Wednesday, June 6, 2012
I am presenting Occupy the Tax Code: Using the Estate Tax to Reduce Inequality and Spur Economic Growth at Cincinnati today as part of our 16th Annual Summer Faculty Workshop Series:

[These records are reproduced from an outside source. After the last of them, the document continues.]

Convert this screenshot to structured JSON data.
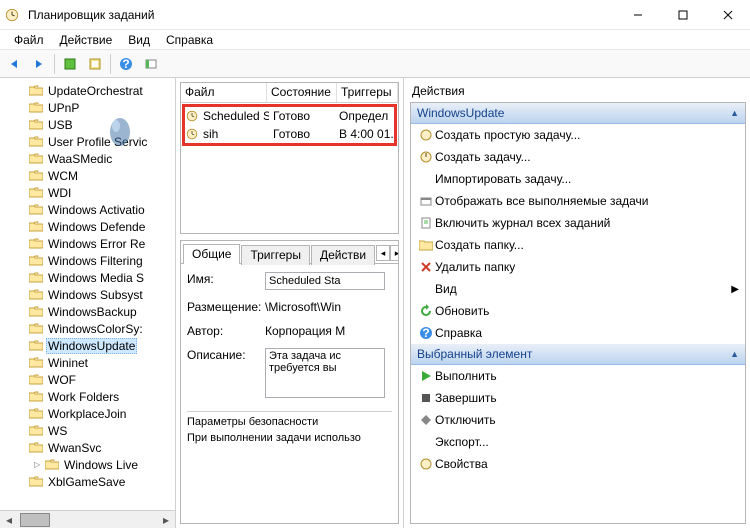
{
  "window": {
    "title": "Планировщик заданий"
  },
  "menu": {
    "file": "Файл",
    "action": "Действие",
    "view": "Вид",
    "help": "Справка"
  },
  "tree": {
    "items": [
      "UpdateOrchestrat",
      "UPnP",
      "USB",
      "User Profile Servic",
      "WaaSMedic",
      "WCM",
      "WDI",
      "Windows Activatio",
      "Windows Defende",
      "Windows Error Re",
      "Windows Filtering",
      "Windows Media S",
      "Windows Subsyst",
      "WindowsBackup",
      "WindowsColorSy:",
      "WindowsUpdate",
      "Wininet",
      "WOF",
      "Work Folders",
      "WorkplaceJoin",
      "WS",
      "WwanSvc",
      "Windows Live",
      "XblGameSave"
    ],
    "selected_index": 15,
    "nested_index": 22
  },
  "list": {
    "cols": {
      "file": "Файл",
      "state": "Состояние",
      "triggers": "Триггеры"
    },
    "rows": [
      {
        "file": "Scheduled S…",
        "state": "Готово",
        "trigger": "Определ"
      },
      {
        "file": "sih",
        "state": "Готово",
        "trigger": "В 4:00 01."
      }
    ]
  },
  "detail": {
    "tabs": {
      "general": "Общие",
      "triggers": "Триггеры",
      "actions": "Действи"
    },
    "name_label": "Имя:",
    "name_value": "Scheduled Sta",
    "loc_label": "Размещение:",
    "loc_value": "\\Microsoft\\Win",
    "author_label": "Автор:",
    "author_value": "Корпорация М",
    "desc_label": "Описание:",
    "desc_value": "Эта задача ис требуется вы",
    "sec_title": "Параметры безопасности",
    "sec_sub": "При выполнении задачи использо"
  },
  "actions": {
    "title": "Действия",
    "group1": "WindowsUpdate",
    "g1": {
      "createBasic": "Создать простую задачу...",
      "create": "Создать задачу...",
      "import": "Импортировать задачу...",
      "showAll": "Отображать все выполняемые задачи",
      "enableLog": "Включить журнал всех заданий",
      "newFolder": "Создать папку...",
      "deleteFolder": "Удалить папку",
      "view": "Вид",
      "refresh": "Обновить",
      "help": "Справка"
    },
    "group2": "Выбранный элемент",
    "g2": {
      "run": "Выполнить",
      "end": "Завершить",
      "disable": "Отключить",
      "export": "Экспорт...",
      "props": "Свойства"
    }
  }
}
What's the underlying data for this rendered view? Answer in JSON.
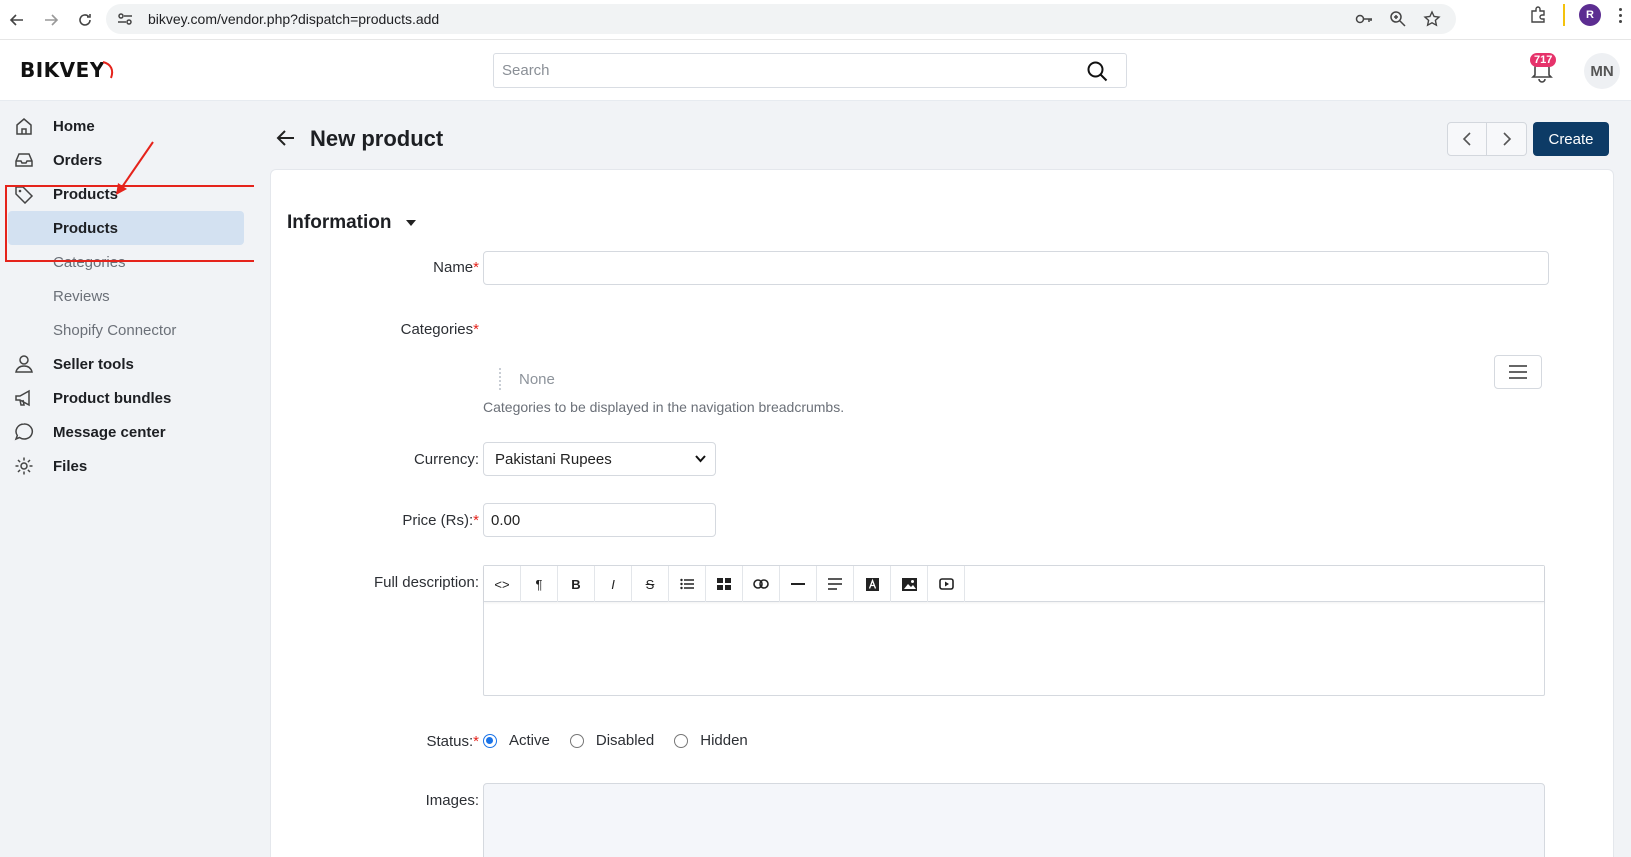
{
  "browser": {
    "url": "bikvey.com/vendor.php?dispatch=products.add",
    "profile_initial": "R"
  },
  "header": {
    "logo": "BIKVEY",
    "search_placeholder": "Search",
    "notification_count": "717",
    "avatar_initials": "MN"
  },
  "sidebar": {
    "items": [
      {
        "label": "Home",
        "icon": "home-icon"
      },
      {
        "label": "Orders",
        "icon": "inbox-icon"
      },
      {
        "label": "Products",
        "icon": "tag-icon"
      },
      {
        "label": "Products",
        "icon": "",
        "active": true
      },
      {
        "label": "Categories",
        "icon": ""
      },
      {
        "label": "Reviews",
        "icon": ""
      },
      {
        "label": "Shopify Connector",
        "icon": ""
      },
      {
        "label": "Seller tools",
        "icon": "user-icon"
      },
      {
        "label": "Product bundles",
        "icon": "megaphone-icon"
      },
      {
        "label": "Message center",
        "icon": "chat-icon"
      },
      {
        "label": "Files",
        "icon": "gear-icon"
      }
    ]
  },
  "page": {
    "title": "New product",
    "create_label": "Create",
    "section_title": "Information"
  },
  "form": {
    "name_label": "Name",
    "name_value": "",
    "categories_label": "Categories",
    "categories_value": "None",
    "categories_hint": "Categories to be displayed in the navigation breadcrumbs.",
    "currency_label": "Currency:",
    "currency_value": "Pakistani Rupees",
    "price_label": "Price (Rs):",
    "price_value": "0.00",
    "description_label": "Full description:",
    "status_label": "Status:",
    "status_options": [
      "Active",
      "Disabled",
      "Hidden"
    ],
    "status_selected": "Active",
    "images_label": "Images:",
    "required_mark": "*"
  },
  "colors": {
    "primary": "#0d3b66",
    "highlight": "#e5231b",
    "badge": "#e6336b",
    "active_bg": "#d3e1f1"
  }
}
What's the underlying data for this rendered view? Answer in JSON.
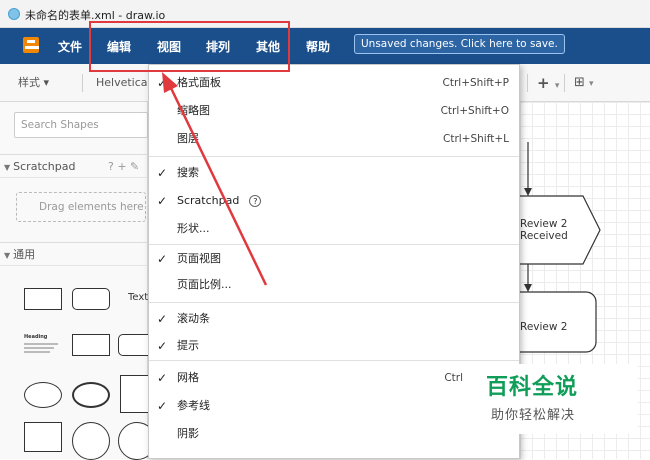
{
  "window": {
    "title": "未命名的表单.xml - draw.io"
  },
  "menubar": {
    "items": [
      "文件",
      "编辑",
      "视图",
      "排列",
      "其他",
      "帮助"
    ],
    "unsaved_notice": "Unsaved changes. Click here to save."
  },
  "toolbar": {
    "style_label": "样式",
    "font_label": "Helvetica",
    "plus_label": "+",
    "table_label": "⊞"
  },
  "sidebar": {
    "search_placeholder": "Search Shapes",
    "scratchpad": {
      "title": "Scratchpad",
      "controls": "? + ✎",
      "drop_text": "Drag elements here"
    },
    "general": {
      "title": "通用"
    },
    "text_shape_label": "Text",
    "heading_thumb_label": "Heading"
  },
  "view_menu": {
    "items": [
      {
        "label": "格式面板",
        "shortcut": "Ctrl+Shift+P",
        "checked": true
      },
      {
        "label": "缩略图",
        "shortcut": "Ctrl+Shift+O",
        "checked": false
      },
      {
        "label": "图层",
        "shortcut": "Ctrl+Shift+L",
        "checked": false
      },
      {
        "label": "搜索",
        "shortcut": "",
        "checked": true
      },
      {
        "label": "Scratchpad",
        "shortcut": "",
        "checked": true
      },
      {
        "label": "形状...",
        "shortcut": "",
        "checked": false
      },
      {
        "label": "页面视图",
        "shortcut": "",
        "checked": true
      },
      {
        "label": "页面比例...",
        "shortcut": "",
        "checked": false
      },
      {
        "label": "滚动条",
        "shortcut": "",
        "checked": true
      },
      {
        "label": "提示",
        "shortcut": "",
        "checked": true
      },
      {
        "label": "网格",
        "shortcut": "Ctrl",
        "checked": true
      },
      {
        "label": "参考线",
        "shortcut": "",
        "checked": true
      },
      {
        "label": "阴影",
        "shortcut": "",
        "checked": false
      }
    ]
  },
  "canvas": {
    "node1_label": "Review 2\nReceived",
    "node2_label": "Review 2"
  },
  "watermark": {
    "title": "百科全说",
    "subtitle": "助你轻松解决"
  },
  "colors": {
    "menubar": "#1b4f8c",
    "highlight": "#e0393e",
    "watermark_green": "#0f9d58"
  }
}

Tax policy is ossified in Washington, D.C. Democrats, responding in part to the Occupy Movement, insist that any tax reform begin by increasing taxes on the 1% (through the "Buffett Rule" or otherwise). Republicans, responding in part to Grover Norquist and the Tea Party, reject *any* increase in taxes as inimical to job creation. As a result, tax policymakers fiddle while virtually every economist agrees that current tax law both exacerbates income inequality and retards economic growth. This Article proposes a path out of the current gridlock by re-framing the debate and focusing on the adverse consequences of income inequality on economic growth. Viewed in this light, increasing taxes on the 1% should not be seen as class warfare but instead as a tool for revitalizing the economy. Revitalizing the estate tax offers the ideal vehicle for doing so, because the tax was designed specifically to curb concentrations of wealth and in its heyday affected only 1-2% of decedents who died each year. The estate tax also is more efficient than the income tax and has less impact on savings, economic growth, and job creation.